At bottom, the problem for Merrill Lynch is that it failed to convince the Justices of any reason why the Court should interpret the securities laws to be hostile to state securities law enforcement. It is plain that the defendants want the cases in federal court because of the perception that federal courts are more hostile to securities litigation than state courts. If the Court views the securities laws as not only providing limited relief in federal courts, but reflecting an intent that state courts be barred from providing more expansive relief, then it would make sense to pull these cases into federal court. But the long tradition of parallel state securities law enforcement made it difficult for the Justices to draw that conclusion.
The most interesting part of the Court’s logic involves its perception of the “arising under” test. As the argument made clear, the Justices view that test, generally speaking, as drawing a line between cases that are “worth” having in federal court and those that are not. But if that test is the ideal way to define cases that are “worth” having in federal court, then it follows almost as a matter of course that it would be the best way to read the “brought to enforce” statutes – sweeping in all cases that actually press the causes of action created by federal law, with a small window for the jurisprudential oddity of a state-created cause of action so closely bound up with federal law that the Justices want it in federal court. When we recognize that as the Court’s baseline understanding of “arising under,” it is apparent that Merrill Lynch’s arguments were doomed from the beginning.
I should close by mentioning that Justice Kagan’s opinion was not entirely unanimous. The only two not to join were an unusual pair – Justices Clarence Thomas and Sonia Sotomayor – who agreed with the result, but would have interpreted the “brought to enforce” language slightly more broadly than the parallel “arising under” language. Even for them, though, it was conclusive that the plaintiff’s case could stand or fall without the resolution of any question of federal law. Thus, the Court was unanimous in rejecting Merrill Lynch’s plea for protection from the New Jersey courts.

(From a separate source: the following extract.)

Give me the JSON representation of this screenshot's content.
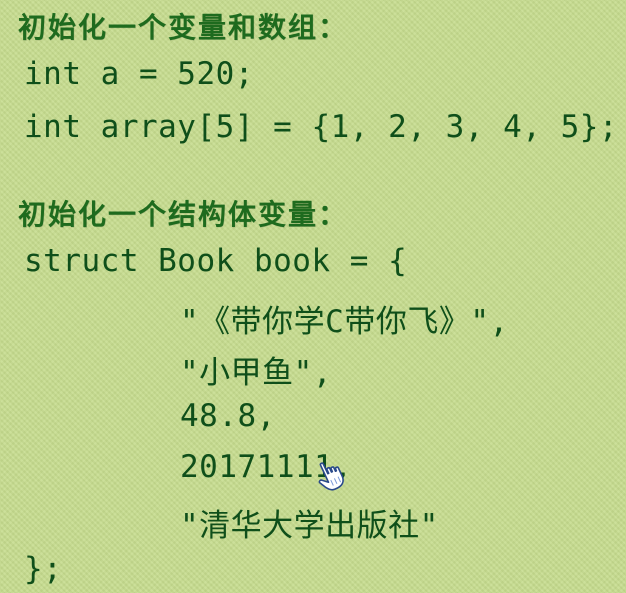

PLAIN ENGLISH: The question in this case is whether people can bring securities cases in state court complaining about conduct that violates the federal securities laws. Merrill Lynch says the cases have to proceed in federal court (where they are very hard to win). The Supreme Court disagrees, and says that the cases can stay in state court.